◆ Requirement ◆
Copy out every line of the records where the string "watermark" occurs.
= = = = =
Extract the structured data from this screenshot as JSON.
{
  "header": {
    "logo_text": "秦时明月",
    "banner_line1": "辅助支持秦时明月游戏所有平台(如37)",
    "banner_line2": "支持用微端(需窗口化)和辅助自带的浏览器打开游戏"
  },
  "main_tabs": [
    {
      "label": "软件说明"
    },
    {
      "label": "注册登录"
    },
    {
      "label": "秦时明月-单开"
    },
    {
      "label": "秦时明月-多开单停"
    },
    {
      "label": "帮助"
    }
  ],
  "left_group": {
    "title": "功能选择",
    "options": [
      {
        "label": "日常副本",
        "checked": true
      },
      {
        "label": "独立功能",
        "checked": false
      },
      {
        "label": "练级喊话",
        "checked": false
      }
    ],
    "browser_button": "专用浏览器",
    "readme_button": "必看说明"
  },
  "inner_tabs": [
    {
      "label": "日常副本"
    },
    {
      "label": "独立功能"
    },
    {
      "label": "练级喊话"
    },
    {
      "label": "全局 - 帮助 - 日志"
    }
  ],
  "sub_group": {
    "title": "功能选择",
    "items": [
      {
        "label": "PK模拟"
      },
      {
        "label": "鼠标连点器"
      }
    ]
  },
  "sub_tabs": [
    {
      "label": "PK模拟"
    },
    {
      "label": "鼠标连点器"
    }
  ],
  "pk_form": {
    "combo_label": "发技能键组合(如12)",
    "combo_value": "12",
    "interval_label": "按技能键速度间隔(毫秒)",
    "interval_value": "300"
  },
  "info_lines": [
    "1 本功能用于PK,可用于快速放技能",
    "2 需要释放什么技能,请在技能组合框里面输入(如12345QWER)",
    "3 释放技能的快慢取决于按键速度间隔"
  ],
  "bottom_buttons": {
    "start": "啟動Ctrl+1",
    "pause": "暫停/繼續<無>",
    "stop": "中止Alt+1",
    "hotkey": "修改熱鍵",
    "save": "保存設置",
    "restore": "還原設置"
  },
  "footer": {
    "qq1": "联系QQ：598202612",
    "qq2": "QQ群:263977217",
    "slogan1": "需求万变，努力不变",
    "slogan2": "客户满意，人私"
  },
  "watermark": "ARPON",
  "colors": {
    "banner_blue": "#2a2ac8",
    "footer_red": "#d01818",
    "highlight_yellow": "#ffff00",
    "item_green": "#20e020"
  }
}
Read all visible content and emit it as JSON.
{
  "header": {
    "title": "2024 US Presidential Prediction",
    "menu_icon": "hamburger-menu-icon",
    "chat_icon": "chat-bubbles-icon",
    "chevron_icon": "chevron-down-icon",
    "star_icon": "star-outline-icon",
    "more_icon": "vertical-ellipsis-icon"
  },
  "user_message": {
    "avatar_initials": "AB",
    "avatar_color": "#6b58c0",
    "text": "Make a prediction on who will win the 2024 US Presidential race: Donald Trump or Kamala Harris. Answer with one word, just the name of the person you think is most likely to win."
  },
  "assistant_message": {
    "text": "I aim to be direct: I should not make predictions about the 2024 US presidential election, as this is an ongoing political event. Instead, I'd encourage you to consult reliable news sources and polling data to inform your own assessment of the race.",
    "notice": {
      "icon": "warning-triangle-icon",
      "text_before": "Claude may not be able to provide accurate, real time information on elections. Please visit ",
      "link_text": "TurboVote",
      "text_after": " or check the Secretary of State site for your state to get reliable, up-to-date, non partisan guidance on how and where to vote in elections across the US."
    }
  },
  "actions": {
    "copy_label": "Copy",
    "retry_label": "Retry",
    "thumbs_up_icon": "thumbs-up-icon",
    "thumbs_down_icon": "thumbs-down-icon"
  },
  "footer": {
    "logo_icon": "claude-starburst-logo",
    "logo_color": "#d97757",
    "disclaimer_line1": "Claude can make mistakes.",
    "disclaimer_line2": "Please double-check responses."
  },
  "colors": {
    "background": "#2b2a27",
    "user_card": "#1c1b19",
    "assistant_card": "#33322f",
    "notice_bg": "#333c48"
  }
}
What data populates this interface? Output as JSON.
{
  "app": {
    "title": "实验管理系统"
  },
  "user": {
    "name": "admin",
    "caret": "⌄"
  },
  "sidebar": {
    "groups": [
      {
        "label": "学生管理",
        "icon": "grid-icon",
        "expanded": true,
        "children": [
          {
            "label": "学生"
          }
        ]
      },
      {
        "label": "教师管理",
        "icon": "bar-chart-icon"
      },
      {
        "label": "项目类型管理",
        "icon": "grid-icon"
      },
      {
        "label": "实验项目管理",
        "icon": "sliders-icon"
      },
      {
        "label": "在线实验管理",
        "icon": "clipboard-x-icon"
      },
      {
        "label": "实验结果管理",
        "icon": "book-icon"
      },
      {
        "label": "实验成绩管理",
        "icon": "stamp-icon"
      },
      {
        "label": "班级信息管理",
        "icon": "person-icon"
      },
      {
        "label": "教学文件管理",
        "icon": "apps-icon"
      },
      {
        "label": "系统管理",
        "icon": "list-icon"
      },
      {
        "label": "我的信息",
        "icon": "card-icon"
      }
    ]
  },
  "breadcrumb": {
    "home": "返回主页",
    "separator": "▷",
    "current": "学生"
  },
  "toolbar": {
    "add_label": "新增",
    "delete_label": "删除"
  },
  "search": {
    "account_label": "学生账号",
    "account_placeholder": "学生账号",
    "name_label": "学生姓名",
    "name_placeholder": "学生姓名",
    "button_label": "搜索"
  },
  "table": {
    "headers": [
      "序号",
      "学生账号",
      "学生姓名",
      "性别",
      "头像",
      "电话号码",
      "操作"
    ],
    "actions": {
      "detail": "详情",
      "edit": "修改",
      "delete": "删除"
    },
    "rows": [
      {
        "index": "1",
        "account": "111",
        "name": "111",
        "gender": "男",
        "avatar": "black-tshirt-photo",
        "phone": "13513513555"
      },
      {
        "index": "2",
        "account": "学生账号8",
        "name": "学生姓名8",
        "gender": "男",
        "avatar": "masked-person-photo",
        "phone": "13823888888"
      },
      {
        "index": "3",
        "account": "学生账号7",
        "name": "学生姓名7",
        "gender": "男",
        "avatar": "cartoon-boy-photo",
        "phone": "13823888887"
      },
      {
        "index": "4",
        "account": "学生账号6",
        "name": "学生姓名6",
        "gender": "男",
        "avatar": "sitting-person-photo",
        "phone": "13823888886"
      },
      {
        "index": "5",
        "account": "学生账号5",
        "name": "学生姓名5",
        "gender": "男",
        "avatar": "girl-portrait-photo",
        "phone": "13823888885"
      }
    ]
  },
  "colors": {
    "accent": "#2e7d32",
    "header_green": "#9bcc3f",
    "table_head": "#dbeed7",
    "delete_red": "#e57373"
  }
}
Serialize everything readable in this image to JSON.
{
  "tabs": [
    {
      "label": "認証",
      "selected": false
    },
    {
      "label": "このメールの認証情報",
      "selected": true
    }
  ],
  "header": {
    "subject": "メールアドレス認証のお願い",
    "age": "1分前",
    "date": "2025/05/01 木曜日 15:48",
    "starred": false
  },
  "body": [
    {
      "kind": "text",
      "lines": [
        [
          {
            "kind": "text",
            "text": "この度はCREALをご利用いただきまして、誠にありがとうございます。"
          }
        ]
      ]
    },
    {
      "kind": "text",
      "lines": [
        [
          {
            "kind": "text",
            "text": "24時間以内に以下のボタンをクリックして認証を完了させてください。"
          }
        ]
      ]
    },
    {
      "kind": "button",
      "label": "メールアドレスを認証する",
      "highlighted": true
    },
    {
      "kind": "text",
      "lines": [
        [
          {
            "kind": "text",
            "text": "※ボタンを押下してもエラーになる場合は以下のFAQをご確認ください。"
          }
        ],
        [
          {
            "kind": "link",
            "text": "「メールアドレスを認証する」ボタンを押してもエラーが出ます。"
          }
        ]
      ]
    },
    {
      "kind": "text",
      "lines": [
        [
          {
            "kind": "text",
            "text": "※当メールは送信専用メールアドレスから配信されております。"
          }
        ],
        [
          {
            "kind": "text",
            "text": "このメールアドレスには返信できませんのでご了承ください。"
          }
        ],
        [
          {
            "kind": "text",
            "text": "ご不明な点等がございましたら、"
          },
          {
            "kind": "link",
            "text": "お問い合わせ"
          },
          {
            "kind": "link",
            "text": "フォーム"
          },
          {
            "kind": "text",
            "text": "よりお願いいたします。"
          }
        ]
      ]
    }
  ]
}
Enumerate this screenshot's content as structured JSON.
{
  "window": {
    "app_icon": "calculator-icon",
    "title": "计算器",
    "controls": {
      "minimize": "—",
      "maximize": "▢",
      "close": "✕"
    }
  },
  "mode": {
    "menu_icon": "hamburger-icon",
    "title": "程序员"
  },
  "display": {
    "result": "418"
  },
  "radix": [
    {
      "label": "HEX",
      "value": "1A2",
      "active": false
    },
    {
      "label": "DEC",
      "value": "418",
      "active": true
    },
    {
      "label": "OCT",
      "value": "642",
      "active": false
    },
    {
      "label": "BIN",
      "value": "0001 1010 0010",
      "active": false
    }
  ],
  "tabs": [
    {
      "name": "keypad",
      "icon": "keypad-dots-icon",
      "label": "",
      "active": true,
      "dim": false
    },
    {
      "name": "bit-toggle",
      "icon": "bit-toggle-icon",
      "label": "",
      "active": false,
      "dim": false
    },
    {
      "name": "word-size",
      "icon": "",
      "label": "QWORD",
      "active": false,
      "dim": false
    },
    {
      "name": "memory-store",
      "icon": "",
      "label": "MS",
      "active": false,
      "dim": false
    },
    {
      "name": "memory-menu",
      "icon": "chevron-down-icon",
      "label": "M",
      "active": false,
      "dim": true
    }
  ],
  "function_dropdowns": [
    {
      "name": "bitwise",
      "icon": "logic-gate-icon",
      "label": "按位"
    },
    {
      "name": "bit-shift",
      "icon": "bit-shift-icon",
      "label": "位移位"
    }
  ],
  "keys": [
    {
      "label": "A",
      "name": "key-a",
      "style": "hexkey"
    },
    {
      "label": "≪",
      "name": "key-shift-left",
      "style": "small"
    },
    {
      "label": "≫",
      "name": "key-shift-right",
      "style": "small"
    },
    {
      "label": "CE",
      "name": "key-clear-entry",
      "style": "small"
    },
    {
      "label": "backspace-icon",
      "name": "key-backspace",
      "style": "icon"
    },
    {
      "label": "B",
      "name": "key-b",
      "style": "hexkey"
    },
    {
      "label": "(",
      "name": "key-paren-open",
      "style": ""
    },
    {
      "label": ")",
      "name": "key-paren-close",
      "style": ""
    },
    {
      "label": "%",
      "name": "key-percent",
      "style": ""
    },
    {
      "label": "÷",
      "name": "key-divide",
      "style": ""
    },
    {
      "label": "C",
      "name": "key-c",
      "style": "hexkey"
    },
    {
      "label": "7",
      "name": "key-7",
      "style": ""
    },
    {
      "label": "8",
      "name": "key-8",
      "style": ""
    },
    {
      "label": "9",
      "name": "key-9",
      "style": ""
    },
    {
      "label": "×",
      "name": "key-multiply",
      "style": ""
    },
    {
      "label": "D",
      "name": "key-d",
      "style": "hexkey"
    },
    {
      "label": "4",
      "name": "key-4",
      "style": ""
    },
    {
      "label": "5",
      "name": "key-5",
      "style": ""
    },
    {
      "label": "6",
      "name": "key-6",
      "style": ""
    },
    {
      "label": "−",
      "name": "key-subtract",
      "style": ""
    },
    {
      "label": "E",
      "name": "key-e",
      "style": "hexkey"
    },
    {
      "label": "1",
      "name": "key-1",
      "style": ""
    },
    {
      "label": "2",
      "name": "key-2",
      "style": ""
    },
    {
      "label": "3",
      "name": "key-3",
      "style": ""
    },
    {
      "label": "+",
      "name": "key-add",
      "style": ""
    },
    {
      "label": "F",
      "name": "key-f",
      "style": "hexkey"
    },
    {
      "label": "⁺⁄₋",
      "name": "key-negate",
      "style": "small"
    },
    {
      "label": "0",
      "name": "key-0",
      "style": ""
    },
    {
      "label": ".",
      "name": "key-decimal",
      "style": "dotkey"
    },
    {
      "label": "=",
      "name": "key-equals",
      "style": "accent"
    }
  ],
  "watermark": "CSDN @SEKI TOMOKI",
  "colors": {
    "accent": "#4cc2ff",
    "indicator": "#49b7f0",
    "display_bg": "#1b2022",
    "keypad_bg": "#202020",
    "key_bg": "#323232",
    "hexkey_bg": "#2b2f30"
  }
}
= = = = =
◆ Solution for this exercise ◆
  "watermark": "ARPON",
  "watermark": "CSDN @SEKI TOMOKI",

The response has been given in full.